(Component data from apps and pages)
_ _ _ _ _
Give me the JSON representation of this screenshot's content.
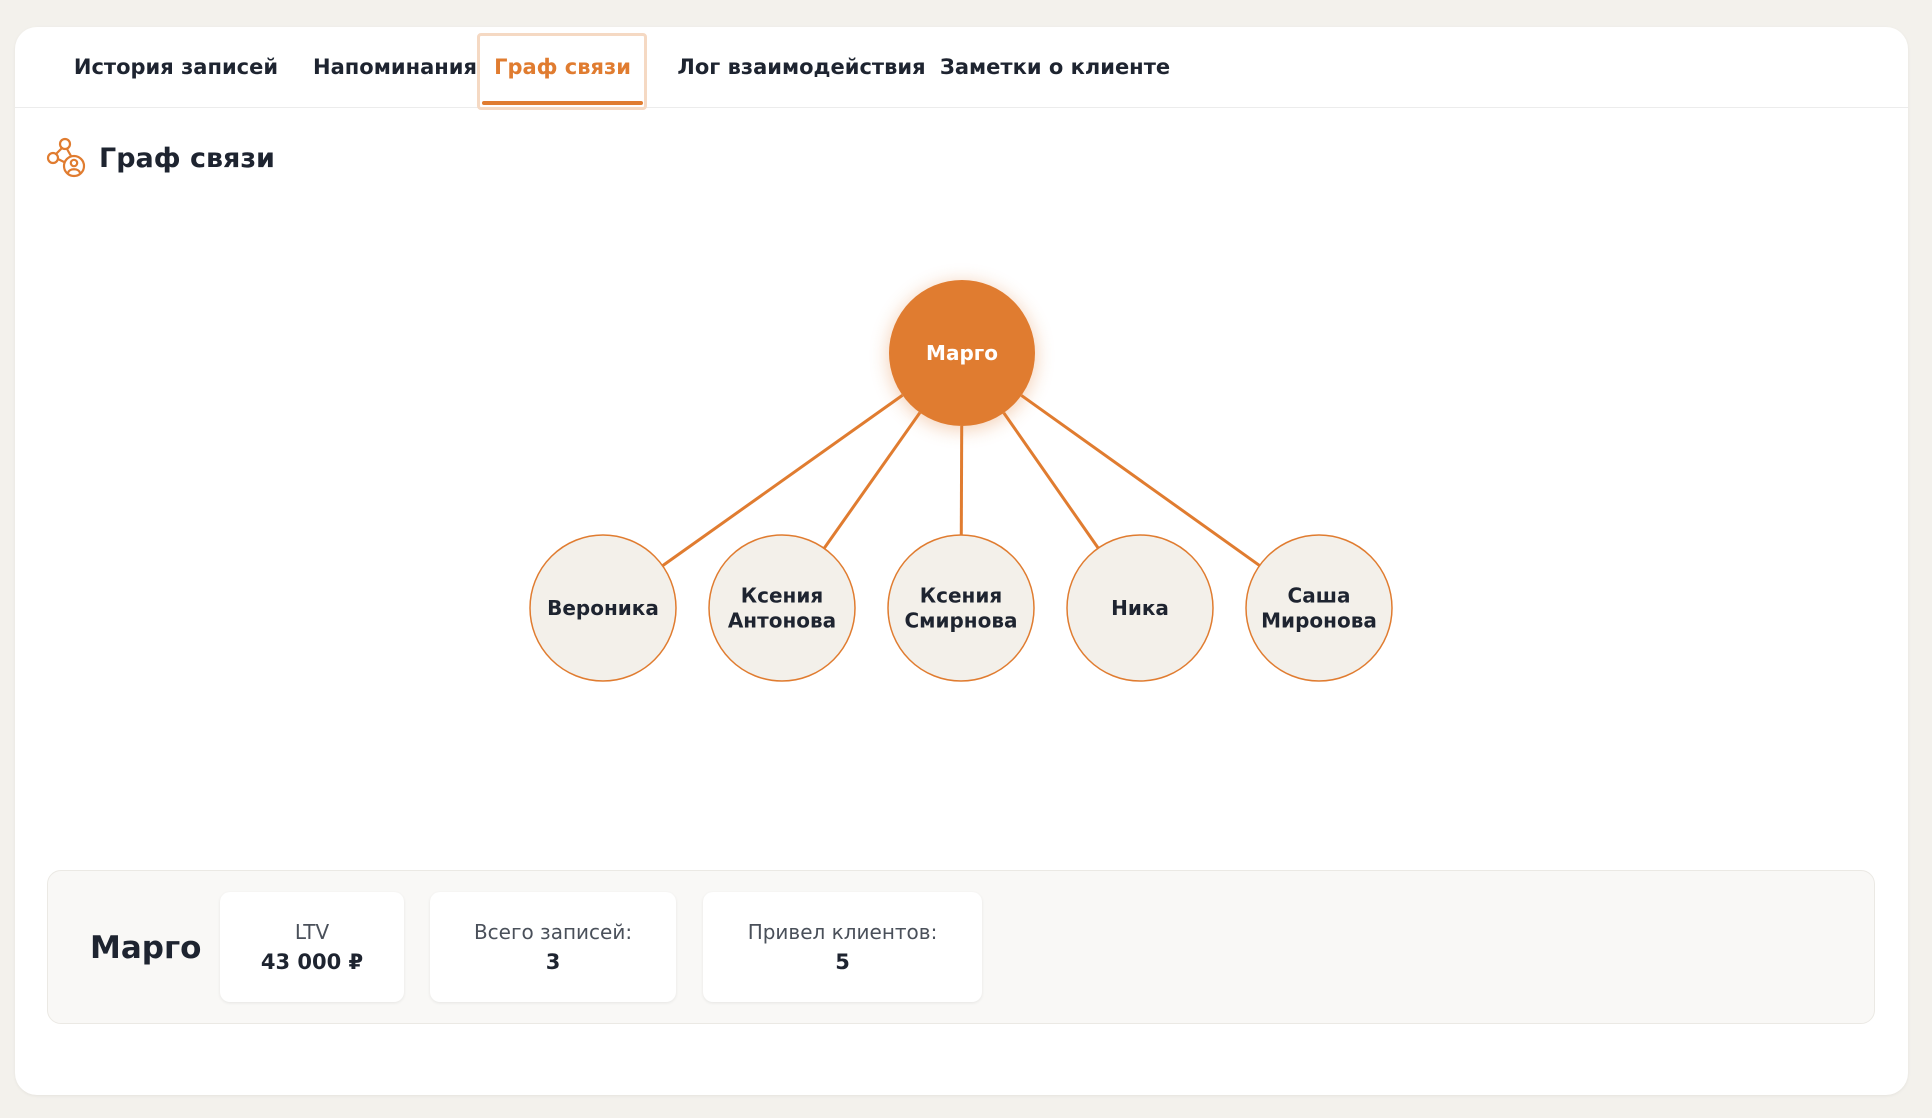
{
  "tabs": [
    {
      "label": "История записей"
    },
    {
      "label": "Напоминания"
    },
    {
      "label": "Граф связи",
      "active": true
    },
    {
      "label": "Лог взаимодействия"
    },
    {
      "label": "Заметки о клиенте"
    }
  ],
  "section": {
    "title": "Граф связи",
    "icon": "connection-graph-icon"
  },
  "graph": {
    "center": {
      "name": "Марго"
    },
    "children": [
      {
        "lines": [
          "Вероника"
        ]
      },
      {
        "lines": [
          "Ксения",
          "Антонова"
        ]
      },
      {
        "lines": [
          "Ксения",
          "Смирнова"
        ]
      },
      {
        "lines": [
          "Ника"
        ]
      },
      {
        "lines": [
          "Саша",
          "Миронова"
        ]
      }
    ]
  },
  "summary": {
    "name": "Марго",
    "stats": [
      {
        "label": "LTV",
        "value": "43 000 ₽"
      },
      {
        "label": "Всего записей:",
        "value": "3"
      },
      {
        "label": "Привел клиентов:",
        "value": "5"
      }
    ]
  },
  "colors": {
    "accent": "#e07c30",
    "node_fill": "#f3f0ea",
    "text": "#1e2430"
  }
}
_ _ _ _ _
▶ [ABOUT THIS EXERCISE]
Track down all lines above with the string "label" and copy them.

▶ [ANSWER SPACE]
      "label": "История записей"
      "label": "Напоминания"
      "label": "Граф связи",
      "label": "Лог взаимодействия"
      "label": "Заметки о клиенте"
        "label": "LTV",
        "label": "Всего записей:",
        "label": "Привел клиентов:",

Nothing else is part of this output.